Data provided START

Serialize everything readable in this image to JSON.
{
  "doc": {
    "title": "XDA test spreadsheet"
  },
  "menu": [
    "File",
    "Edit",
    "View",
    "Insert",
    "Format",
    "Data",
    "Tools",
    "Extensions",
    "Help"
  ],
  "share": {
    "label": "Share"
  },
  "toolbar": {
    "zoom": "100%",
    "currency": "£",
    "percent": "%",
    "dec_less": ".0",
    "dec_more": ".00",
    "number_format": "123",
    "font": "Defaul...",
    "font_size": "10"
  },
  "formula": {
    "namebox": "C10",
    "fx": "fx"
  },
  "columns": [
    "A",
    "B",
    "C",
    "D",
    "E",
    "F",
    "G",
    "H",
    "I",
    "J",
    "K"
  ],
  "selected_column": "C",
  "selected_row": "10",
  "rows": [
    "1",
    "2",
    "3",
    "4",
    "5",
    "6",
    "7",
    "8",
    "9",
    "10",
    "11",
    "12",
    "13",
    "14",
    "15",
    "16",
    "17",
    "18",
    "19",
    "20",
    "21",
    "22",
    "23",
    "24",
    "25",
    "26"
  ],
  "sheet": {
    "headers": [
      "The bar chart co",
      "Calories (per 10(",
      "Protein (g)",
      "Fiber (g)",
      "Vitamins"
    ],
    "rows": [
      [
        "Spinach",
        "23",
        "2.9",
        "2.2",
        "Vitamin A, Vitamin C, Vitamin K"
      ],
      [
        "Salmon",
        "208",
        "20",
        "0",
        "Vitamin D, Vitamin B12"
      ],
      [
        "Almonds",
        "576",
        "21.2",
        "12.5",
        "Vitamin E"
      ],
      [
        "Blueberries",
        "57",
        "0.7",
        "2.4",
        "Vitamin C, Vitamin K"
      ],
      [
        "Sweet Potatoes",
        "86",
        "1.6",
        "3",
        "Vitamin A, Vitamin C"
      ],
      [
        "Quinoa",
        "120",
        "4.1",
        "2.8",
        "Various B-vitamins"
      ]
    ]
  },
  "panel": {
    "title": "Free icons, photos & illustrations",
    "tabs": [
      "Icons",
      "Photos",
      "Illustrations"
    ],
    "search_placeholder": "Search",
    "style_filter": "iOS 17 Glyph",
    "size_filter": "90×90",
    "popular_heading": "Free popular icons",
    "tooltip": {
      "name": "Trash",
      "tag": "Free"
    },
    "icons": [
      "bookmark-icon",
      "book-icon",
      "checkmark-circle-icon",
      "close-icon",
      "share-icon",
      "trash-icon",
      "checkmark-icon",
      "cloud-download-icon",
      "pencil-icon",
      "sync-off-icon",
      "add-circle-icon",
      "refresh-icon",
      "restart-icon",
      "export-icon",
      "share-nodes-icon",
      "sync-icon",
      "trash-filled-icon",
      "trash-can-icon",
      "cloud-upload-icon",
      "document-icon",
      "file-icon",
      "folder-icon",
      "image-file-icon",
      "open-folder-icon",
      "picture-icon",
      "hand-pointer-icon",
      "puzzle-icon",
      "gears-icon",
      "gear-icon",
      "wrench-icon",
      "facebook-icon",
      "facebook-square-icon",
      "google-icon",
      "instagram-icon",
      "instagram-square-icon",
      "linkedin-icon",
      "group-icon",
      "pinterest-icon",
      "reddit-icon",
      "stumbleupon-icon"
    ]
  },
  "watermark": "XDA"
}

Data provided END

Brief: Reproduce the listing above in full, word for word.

Problem solution:
Serialize everything readable in this image to JSON.
{
  "doc": {
    "title": "XDA test spreadsheet"
  },
  "menu": [
    "File",
    "Edit",
    "View",
    "Insert",
    "Format",
    "Data",
    "Tools",
    "Extensions",
    "Help"
  ],
  "share": {
    "label": "Share"
  },
  "toolbar": {
    "zoom": "100%",
    "currency": "£",
    "percent": "%",
    "dec_less": ".0",
    "dec_more": ".00",
    "number_format": "123",
    "font": "Defaul...",
    "font_size": "10"
  },
  "formula": {
    "namebox": "C10",
    "fx": "fx"
  },
  "columns": [
    "A",
    "B",
    "C",
    "D",
    "E",
    "F",
    "G",
    "H",
    "I",
    "J",
    "K"
  ],
  "selected_column": "C",
  "selected_row": "10",
  "rows": [
    "1",
    "2",
    "3",
    "4",
    "5",
    "6",
    "7",
    "8",
    "9",
    "10",
    "11",
    "12",
    "13",
    "14",
    "15",
    "16",
    "17",
    "18",
    "19",
    "20",
    "21",
    "22",
    "23",
    "24",
    "25",
    "26"
  ],
  "sheet": {
    "headers": [
      "The bar chart co",
      "Calories (per 10(",
      "Protein (g)",
      "Fiber (g)",
      "Vitamins"
    ],
    "rows": [
      [
        "Spinach",
        "23",
        "2.9",
        "2.2",
        "Vitamin A, Vitamin C, Vitamin K"
      ],
      [
        "Salmon",
        "208",
        "20",
        "0",
        "Vitamin D, Vitamin B12"
      ],
      [
        "Almonds",
        "576",
        "21.2",
        "12.5",
        "Vitamin E"
      ],
      [
        "Blueberries",
        "57",
        "0.7",
        "2.4",
        "Vitamin C, Vitamin K"
      ],
      [
        "Sweet Potatoes",
        "86",
        "1.6",
        "3",
        "Vitamin A, Vitamin C"
      ],
      [
        "Quinoa",
        "120",
        "4.1",
        "2.8",
        "Various B-vitamins"
      ]
    ]
  },
  "panel": {
    "title": "Free icons, photos & illustrations",
    "tabs": [
      "Icons",
      "Photos",
      "Illustrations"
    ],
    "search_placeholder": "Search",
    "style_filter": "iOS 17 Glyph",
    "size_filter": "90×90",
    "popular_heading": "Free popular icons",
    "tooltip": {
      "name": "Trash",
      "tag": "Free"
    },
    "icons": [
      "bookmark-icon",
      "book-icon",
      "checkmark-circle-icon",
      "close-icon",
      "share-icon",
      "trash-icon",
      "checkmark-icon",
      "cloud-download-icon",
      "pencil-icon",
      "sync-off-icon",
      "add-circle-icon",
      "refresh-icon",
      "restart-icon",
      "export-icon",
      "share-nodes-icon",
      "sync-icon",
      "trash-filled-icon",
      "trash-can-icon",
      "cloud-upload-icon",
      "document-icon",
      "file-icon",
      "folder-icon",
      "image-file-icon",
      "open-folder-icon",
      "picture-icon",
      "hand-pointer-icon",
      "puzzle-icon",
      "gears-icon",
      "gear-icon",
      "wrench-icon",
      "facebook-icon",
      "facebook-square-icon",
      "google-icon",
      "instagram-icon",
      "instagram-square-icon",
      "linkedin-icon",
      "group-icon",
      "pinterest-icon",
      "reddit-icon",
      "stumbleupon-icon"
    ]
  },
  "watermark": "XDA"
}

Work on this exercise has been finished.